blue fireBy Francis Van de Beuken

Blue Fire Wilderness

Building self esteem in teens begins at home. Only too many parents find themselves in a situation where they believe “tough love” strengthens their child’s spirit. Spoiler alert: it doesn’t. In many ways, a child is a reflection of the parent. While a child builds their personality, they are affected by outside factors: their peers, their environment, the media. But the strongest influence of all comes from the people they live with – the parents. A parent is a role model – and if the child believes that the parent doesn’t find them up to standards, they can be devastated.

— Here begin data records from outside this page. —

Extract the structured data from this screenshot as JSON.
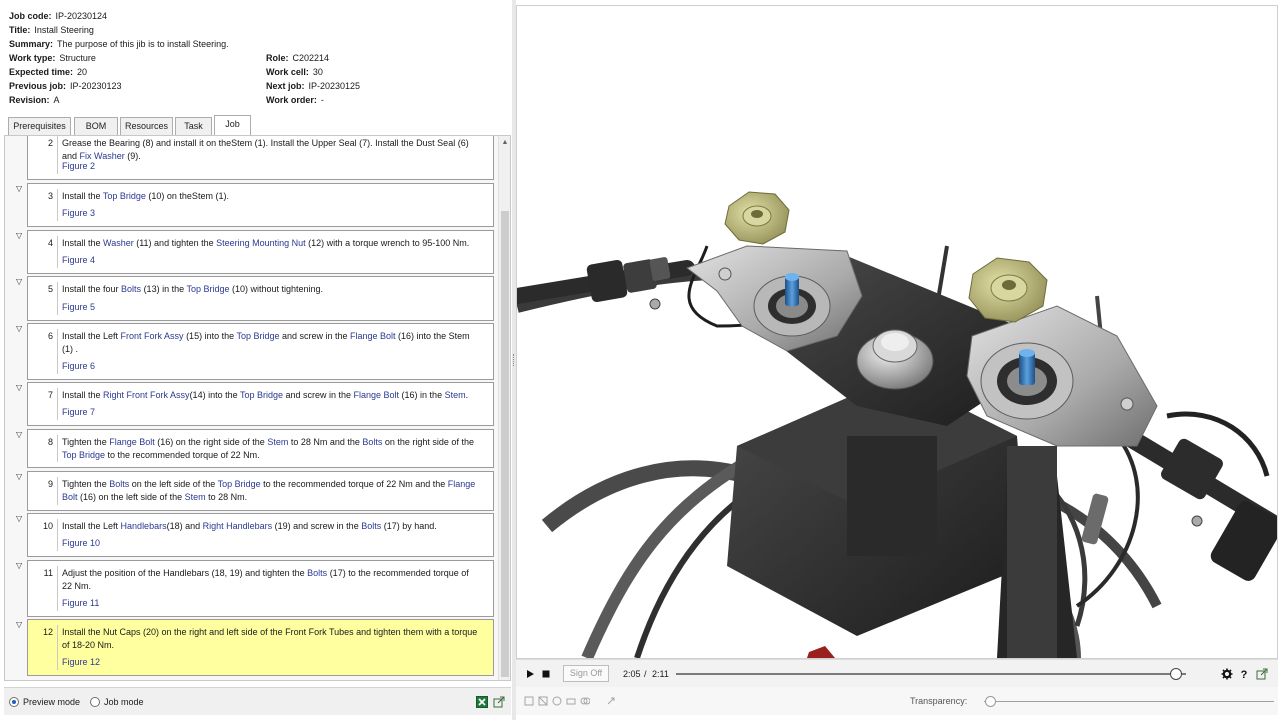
{
  "header": {
    "job_code": {
      "label": "Job code:",
      "value": "IP-20230124"
    },
    "title": {
      "label": "Title:",
      "value": "Install Steering"
    },
    "summary": {
      "label": "Summary:",
      "value": "The purpose of this jib is to install Steering."
    },
    "work_type": {
      "label": "Work type:",
      "value": "Structure"
    },
    "expected_time": {
      "label": "Expected time:",
      "value": "20"
    },
    "previous_job": {
      "label": "Previous job:",
      "value": "IP-20230123"
    },
    "revision": {
      "label": "Revision:",
      "value": "A"
    },
    "role": {
      "label": "Role:",
      "value": "C202214"
    },
    "work_cell": {
      "label": "Work cell:",
      "value": "30"
    },
    "next_job": {
      "label": "Next job:",
      "value": "IP-20230125"
    },
    "work_order": {
      "label": "Work order:",
      "value": "-"
    }
  },
  "tabs": [
    {
      "label": "Prerequisites",
      "active": false
    },
    {
      "label": "BOM",
      "active": false
    },
    {
      "label": "Resources",
      "active": false
    },
    {
      "label": "Task",
      "active": false
    },
    {
      "label": "Job",
      "active": true
    }
  ],
  "steps": [
    {
      "number": "2",
      "segments": [
        {
          "t": "Grease the Bearing (8) and install it on theStem (1). Install the Upper Seal (7). Install the Dust Seal (6) and "
        },
        {
          "t": "Fix Washer",
          "link": true
        },
        {
          "t": " (9)."
        }
      ],
      "figure": "Figure 2",
      "highlight": false
    },
    {
      "number": "3",
      "segments": [
        {
          "t": "Install the "
        },
        {
          "t": "Top Bridge",
          "link": true
        },
        {
          "t": " (10) on theStem (1)."
        }
      ],
      "figure": "Figure 3",
      "highlight": false
    },
    {
      "number": "4",
      "segments": [
        {
          "t": "Install the "
        },
        {
          "t": "Washer",
          "link": true
        },
        {
          "t": " (11) and tighten the "
        },
        {
          "t": "Steering Mounting Nut",
          "link": true
        },
        {
          "t": " (12) with a torque wrench to 95-100 Nm."
        }
      ],
      "figure": "Figure 4",
      "highlight": false
    },
    {
      "number": "5",
      "segments": [
        {
          "t": "Install the four "
        },
        {
          "t": "Bolts",
          "link": true
        },
        {
          "t": " (13) in the "
        },
        {
          "t": "Top Bridge",
          "link": true
        },
        {
          "t": " (10) without tightening."
        }
      ],
      "figure": "Figure 5",
      "highlight": false
    },
    {
      "number": "6",
      "segments": [
        {
          "t": "Install the Left "
        },
        {
          "t": "Front Fork Assy",
          "link": true
        },
        {
          "t": " (15) into the "
        },
        {
          "t": "Top Bridge",
          "link": true
        },
        {
          "t": " and screw in the "
        },
        {
          "t": "Flange Bolt",
          "link": true
        },
        {
          "t": " (16) into the Stem (1) ."
        }
      ],
      "figure": "Figure 6",
      "highlight": false
    },
    {
      "number": "7",
      "segments": [
        {
          "t": "Install the "
        },
        {
          "t": "Right Front Fork Assy",
          "link": true
        },
        {
          "t": "(14) into the "
        },
        {
          "t": "Top Bridge",
          "link": true
        },
        {
          "t": " and screw in the "
        },
        {
          "t": "Flange Bolt",
          "link": true
        },
        {
          "t": " (16) in the "
        },
        {
          "t": "Stem",
          "link": true
        },
        {
          "t": "."
        }
      ],
      "figure": "Figure 7",
      "highlight": false
    },
    {
      "number": "8",
      "segments": [
        {
          "t": "Tighten the "
        },
        {
          "t": "Flange Bolt",
          "link": true
        },
        {
          "t": " (16) on the right side of the "
        },
        {
          "t": "Stem",
          "link": true
        },
        {
          "t": " to 28 Nm and the "
        },
        {
          "t": "Bolts",
          "link": true
        },
        {
          "t": " on the right side of the "
        },
        {
          "t": "Top Bridge",
          "link": true
        },
        {
          "t": " to the recommended torque of 22 Nm."
        }
      ],
      "figure": "",
      "highlight": false
    },
    {
      "number": "9",
      "segments": [
        {
          "t": "Tighten the "
        },
        {
          "t": "Bolts",
          "link": true
        },
        {
          "t": " on the left side of the "
        },
        {
          "t": "Top Bridge",
          "link": true
        },
        {
          "t": " to the recommended torque of 22 Nm and the "
        },
        {
          "t": "Flange Bolt",
          "link": true
        },
        {
          "t": " (16) on the left side of the "
        },
        {
          "t": "Stem",
          "link": true
        },
        {
          "t": " to 28 Nm."
        }
      ],
      "figure": "",
      "highlight": false
    },
    {
      "number": "10",
      "segments": [
        {
          "t": "Install the Left "
        },
        {
          "t": "Handlebars",
          "link": true
        },
        {
          "t": "(18) and "
        },
        {
          "t": "Right Handlebars",
          "link": true
        },
        {
          "t": " (19) and screw in the "
        },
        {
          "t": "Bolts",
          "link": true
        },
        {
          "t": " (17) by hand."
        }
      ],
      "figure": "Figure 10",
      "highlight": false
    },
    {
      "number": "11",
      "segments": [
        {
          "t": "Adjust the position of the Handlebars (18, 19) and tighten the "
        },
        {
          "t": "Bolts",
          "link": true
        },
        {
          "t": " (17) to the recommended torque of 22 Nm."
        }
      ],
      "figure": "Figure 11",
      "highlight": false
    },
    {
      "number": "12",
      "segments": [
        {
          "t": "Install the Nut Caps (20) on the right and left side of the Front Fork Tubes and tighten them with a torque of 18-20 Nm."
        }
      ],
      "figure": "Figure 12",
      "highlight": true
    }
  ],
  "bottom": {
    "preview_mode_label": "Preview mode",
    "job_mode_label": "Job mode",
    "selected_mode": "preview"
  },
  "player": {
    "signoff_label": "Sign Off",
    "current_time": "2:05",
    "separator": "/",
    "total_time": "2:11",
    "progress_fraction": 0.98
  },
  "transparency": {
    "label": "Transparency:",
    "value_fraction": 0.0
  },
  "colors": {
    "link": "#2b3990",
    "highlight": "#ffffa0",
    "bridge_gray": "#bdbdbd",
    "nut_gold": "#bdbb7a",
    "bolt_blue": "#3a78b8"
  }
}
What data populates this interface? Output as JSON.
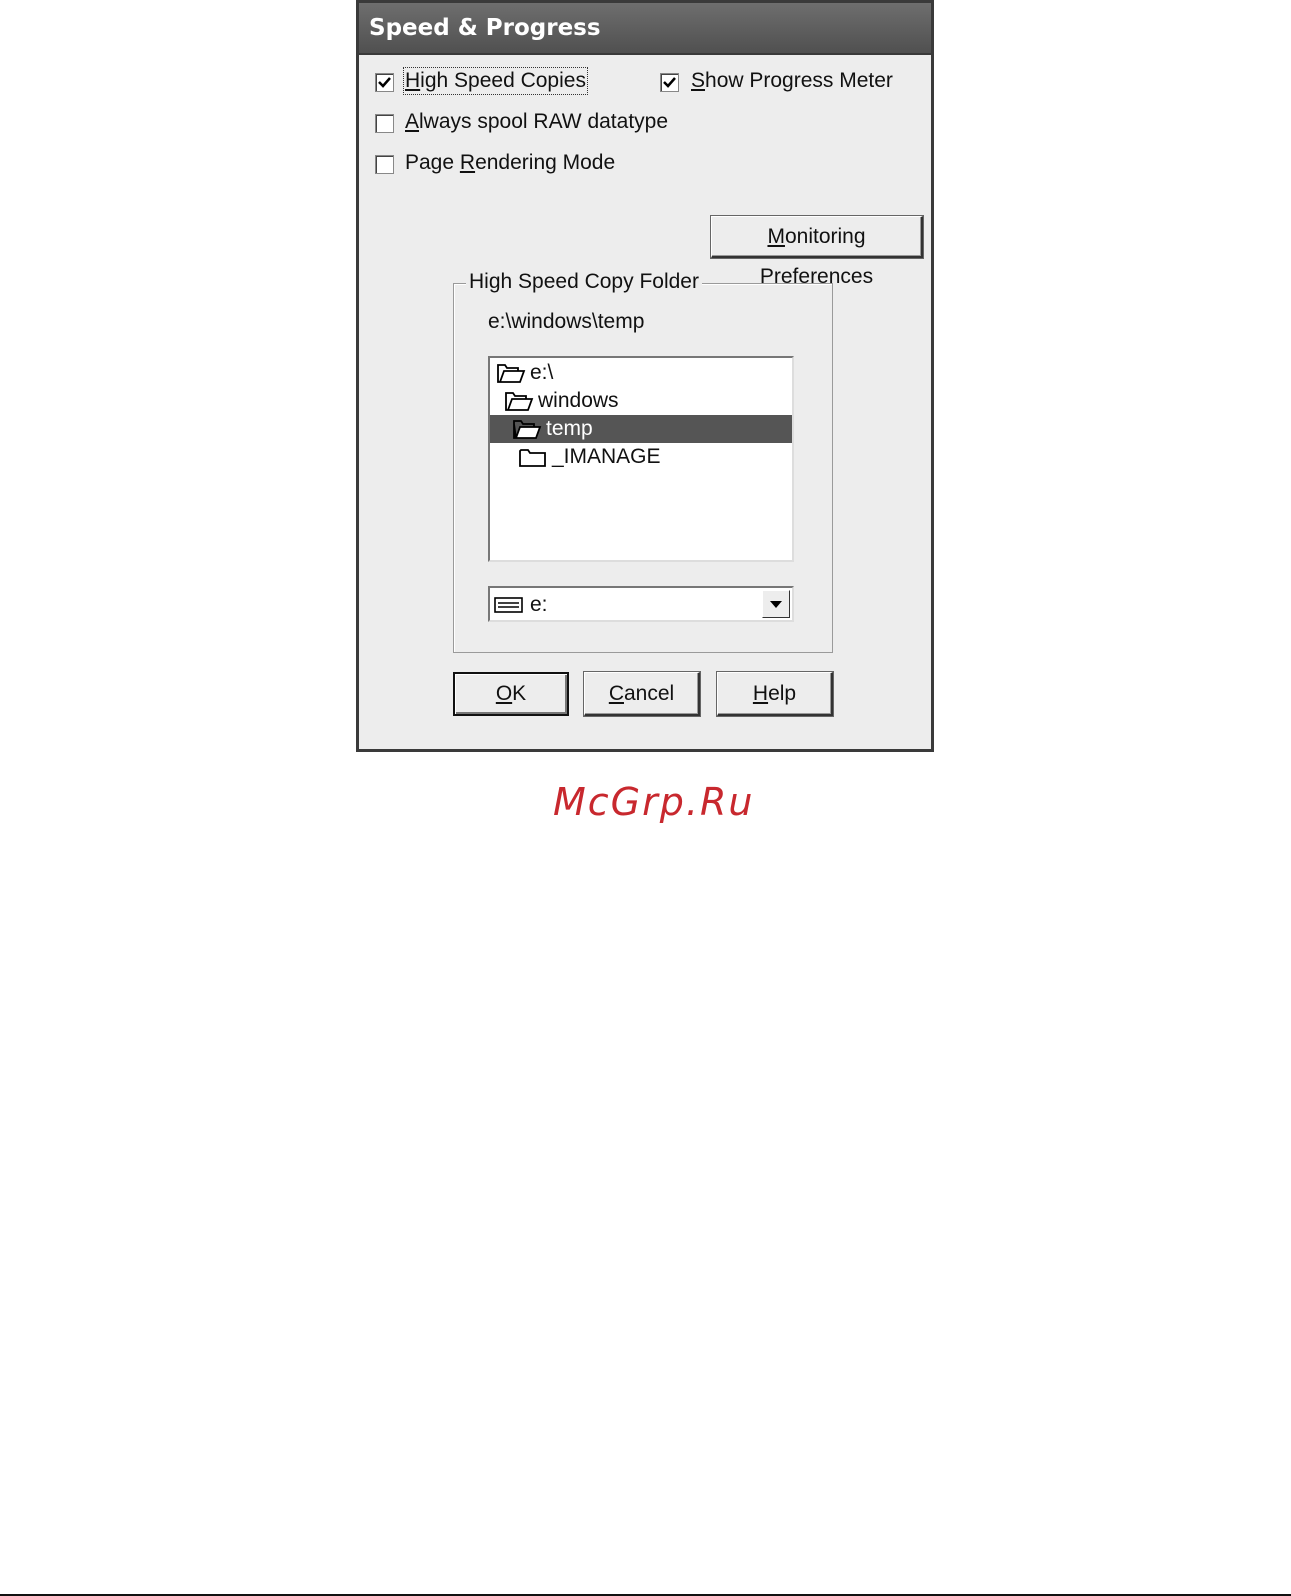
{
  "dialog": {
    "title": "Speed & Progress"
  },
  "options": {
    "high_speed_copies": {
      "before": "",
      "key": "H",
      "after": "igh Speed Copies",
      "checked": true
    },
    "show_progress_meter": {
      "before": "",
      "key": "S",
      "after": "how Progress Meter",
      "checked": true
    },
    "always_spool_raw": {
      "before": "",
      "key": "A",
      "after": "lways spool RAW datatype",
      "checked": false
    },
    "page_rendering_mode": {
      "before": "Page ",
      "key": "R",
      "after": "endering Mode",
      "checked": false
    }
  },
  "monitoring_button": {
    "before": "",
    "key": "M",
    "after": "onitoring Preferences"
  },
  "copy_folder": {
    "legend": "High Speed Copy Folder",
    "current_path": "e:\\windows\\temp",
    "tree": [
      {
        "label": "e:\\",
        "icon": "open-folder-icon",
        "level": 0,
        "selected": false
      },
      {
        "label": "windows",
        "icon": "open-folder-icon",
        "level": 1,
        "selected": false
      },
      {
        "label": "temp",
        "icon": "open-folder-icon",
        "level": 2,
        "selected": true
      },
      {
        "label": "_IMANAGE",
        "icon": "closed-folder-icon",
        "level": 3,
        "selected": false
      }
    ],
    "drive": {
      "value": "e:",
      "icon": "drive-icon"
    }
  },
  "buttons": {
    "ok": {
      "before": "",
      "key": "O",
      "after": "K"
    },
    "cancel": {
      "before": "",
      "key": "C",
      "after": "ancel"
    },
    "help": {
      "before": "",
      "key": "H",
      "after": "elp"
    }
  },
  "watermark": "McGrp.Ru",
  "colors": {
    "title_bar": "#5a5a5a",
    "selection": "#555555",
    "watermark": "#c8282e"
  }
}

In a similar manner, if a parent is distant (working long hours, for instance), a child may take it personally. Self esteem in teens is a volatile thing and it’s far from rare: for example, some 70% of girls believe themselves to not measure up to standards in some way. Not only are issues with self esteem in teens extremely common, but they can potentially be very harmful. For some, it can take the shape of an eating disorder. For others, it can cause anxiety and stress which, in turn, can lead to a decrease in school performance.

Low self esteem can lead to feeling unsatisfied or make a teen turn toward substance use. If the issue is not addressed, it can quickly spiral out of control and harm your teen’s future.

Promoting Self Esteem in Teens

As a parent, there are several ways you can help build self-esteem in teens. The first step to keep in mind is that, while the process may take some time, your teen will come out stronger and happier than ever before. Since the parent is the dominant force in their child’s life, they have the most power to encourage their teen to build self-esteem.

Some of the tips to help promote self esteem in teens include:

  • Praise, praise, praise. Many parents only notice their child’s missteps, which can make them feel unaccomplished. When your teen does something well, let them know you’re proud of them!
  • Play to their passions. Another common mistake committed by parents is expecting their child to be a carbon copy of themselves – or an image that the parents have created. Reality can be quite different, though. Your child is a person with their own wants and needs. Supporting their desires – such as joining an art club or playing a sport – can make them feel better all around.
  • Be constructive. Everybody has bad days and criticism doesn’t help. If your child does something wrong, help them avoid the mistake for next time rather than blaming them for failing. Instead of chastising your child for a bad grade, help them study for the next test.
  • Ask your teen’s opinion. There’s nothing teens hate more than being told what to do. While some things – such as going to school – are non-negotiable, others can be discussed. Letting your teen in helps them be more in control: an important step on the journey to strengthening self-esteem in teens.